Tensar geogrid solutions are the most rigorously tested geogrids in the world. Testing includes laboratory evaluations, Accelerated Pavement Testing programs, decades of in situ field testing using different materials and loading conditions, third-party reviews, and ongoing pavement performance monitoring.

For over 50 years, Tensar has helped construction professionals around the world find cost-effective solutions using industry-leading geogrid technology. With InterAx, the dramatic improvement in soil interaction and trafficking performance means long-term benefits for site owners, with resilient surfaces that will withstand challenging environmental conditions. Now, Tensar has worked on multiple CSS projects around the country on the infrastructure needed to get these new facilities up and running.

Geogrids in Action at a CCS Site

A major energy company, chemical manufacturer, and carbon management leader is investing heavily in carbon capture and storage to accelerate global CO2 emissions reduction.

The existing ground of the Louisiana site where the company sought to install a carbon capture well consisted of a soft, saturated, clay/silt that was impassable when trafficked by even the lightest typical street-legal vehicles. It is great for growing trees or riding ATV’s during deer hunting, but a long way from optimum for road building. The owners wanted a solution for the construction of roads through the deep Louisiana woods and working surfaces on the site that would ensure the project stayed on schedule and required very little, if any, surface maintenance. The company also wanted to ensure there was no differential settlement given that they planned to punch at least three holes from a single oversized pad.

Oxy-Carbon-Capture-Pitkin-LA-4.JPGInitially, a generic biaxial geogrid and traditional aggregate section was installed at the site. The section failed miserably because the biaxial geogrid was inadequate for the given soil and loading conditions. In the fall of 2022, Tensar was asked to provide a proven solution, not something that may work, could work or was experimental. The owner turned to Tensar because they had done this successfully many times over. Two layers of InterAx NX850 geogrid provided greater long-term savings and all-weather 24/7 access. The bottom (of 850) layer and sand fill provided a bridge lift, and the top layer (of 850) and aggregate provided the wearing surface. High-performance geogrid provided the owner with reliable all-weather roadways and a pad with adjacent working surfaces that will save them lots of time and tons of money long into the future.

Oxy-Carbon-Capture-Pitkin-LA-1a.jpgTensar has provided solutions for geogrid-reinforced roads and surfaces at over 25 carbon capture and injection sites in several states across the Gulf Coast and the Midwest.

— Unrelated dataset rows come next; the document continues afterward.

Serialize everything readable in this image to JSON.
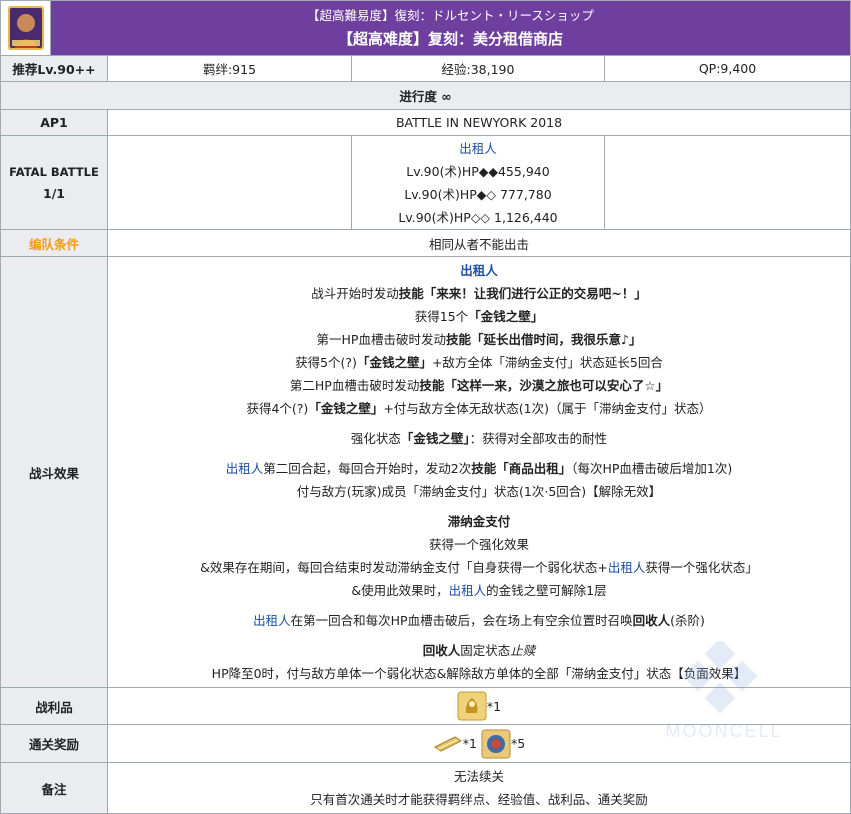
{
  "header": {
    "title_jp": "【超高難易度】復刻：ドルセント・リースショップ",
    "title_cn": "【超高难度】复刻：美分租借商店"
  },
  "stats": {
    "level": "推荐Lv.90++",
    "bond": "羁绊:915",
    "exp": "经验:38,190",
    "qp": "QP:9,400"
  },
  "progress": "进行度 ∞",
  "ap": {
    "label": "AP1",
    "value": "BATTLE IN NEWYORK 2018"
  },
  "fatal": {
    "label": "FATAL BATTLE",
    "count": "1/1",
    "enemy_name": "出租人",
    "hp_lines": [
      "Lv.90(术)HP◆◆455,940",
      "Lv.90(术)HP◆◇ 777,780",
      "Lv.90(术)HP◇◇ 1,126,440"
    ]
  },
  "formation": {
    "label": "编队条件",
    "value": "相同从者不能出击"
  },
  "effects": {
    "label": "战斗效果",
    "title": "出租人",
    "l1a": "战斗开始时发动",
    "l1b": "技能「来来！让我们进行公正的交易吧~！」",
    "l2a": "获得15个",
    "l2b": "「金钱之壁」",
    "l3a": "第一HP血槽击破时发动",
    "l3b": "技能「延长出借时间，我很乐意♪」",
    "l4a": "获得5个(?)",
    "l4b": "「金钱之壁」",
    "l4c": "+敌方全体「滞纳金支付」状态延长5回合",
    "l5a": "第二HP血槽击破时发动",
    "l5b": "技能「这样一来，沙漠之旅也可以安心了☆」",
    "l6a": "获得4个(?)",
    "l6b": "「金钱之壁」",
    "l6c": "+付与敌方全体无敌状态(1次)（属于「滞纳金支付」状态）",
    "l7a": "强化状态",
    "l7b": "「金钱之壁」",
    "l7c": "：获得对全部攻击的耐性",
    "l8a": "出租人",
    "l8b": "第二回合起，每回合开始时，发动2次",
    "l8c": "技能「商品出租」",
    "l8d": "（每次HP血槽击破后增加1次)",
    "l9": "付与敌方(玩家)成员「滞纳金支付」状态(1次·5回合)【解除无效】",
    "l10": "滞纳金支付",
    "l11": "获得一个强化效果",
    "l12a": "&效果存在期间，每回合结束时发动滞纳金支付「自身获得一个弱化状态+",
    "l12b": "出租人",
    "l12c": "获得一个强化状态」",
    "l13a": "&使用此效果时，",
    "l13b": "出租人",
    "l13c": "的金钱之壁可解除1层",
    "l14a": "出租人",
    "l14b": "在第一回合和每次HP血槽击破后，会在场上有空余位置时召唤",
    "l14c": "回收人",
    "l14d": "(杀阶)",
    "l15a": "回收人",
    "l15b": "固定状态",
    "l15c": "止赎",
    "l16": "HP降至0时，付与敌方单体一个弱化状态&解除敌方单体的全部「滞纳金支付」状态【负面效果】"
  },
  "loot": {
    "label": "战利品",
    "qty": "*1"
  },
  "reward": {
    "label": "通关奖励",
    "qty1": "*1",
    "qty2": "*5"
  },
  "notes": {
    "label": "备注",
    "line1": "无法续关",
    "line2": "只有首次通关时才能获得羁绊点、经验值、战利品、通关奖励"
  },
  "watermark": "MOONCELL",
  "colors": {
    "header": "#6f3fa0",
    "label_bg": "#eaecf0",
    "link": "#1d4fa3",
    "highlight": "#f49b1a"
  }
}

Owners and operators benefit from the ability to build the necessary infrastructure more economically, faster, and with more sustainable methods and materials. The result is resilient roads and working surfaces, such as laydown yards and container storage areas, that will stand up to heavy use, require less maintenance, and last over time. Building CCS sites for long-term affordability and operability is the right approach economically, but also environmentally, supporting the sustainable purpose of these sites.

With the rapid growth of the CCS industry, site owners and their project managers are discovering that using Tensar InterAx geogrids to create stable roadways, pavements, and platforms saves money in both the short- and long-term, but also provides resiliency to critical access roads in the years to come.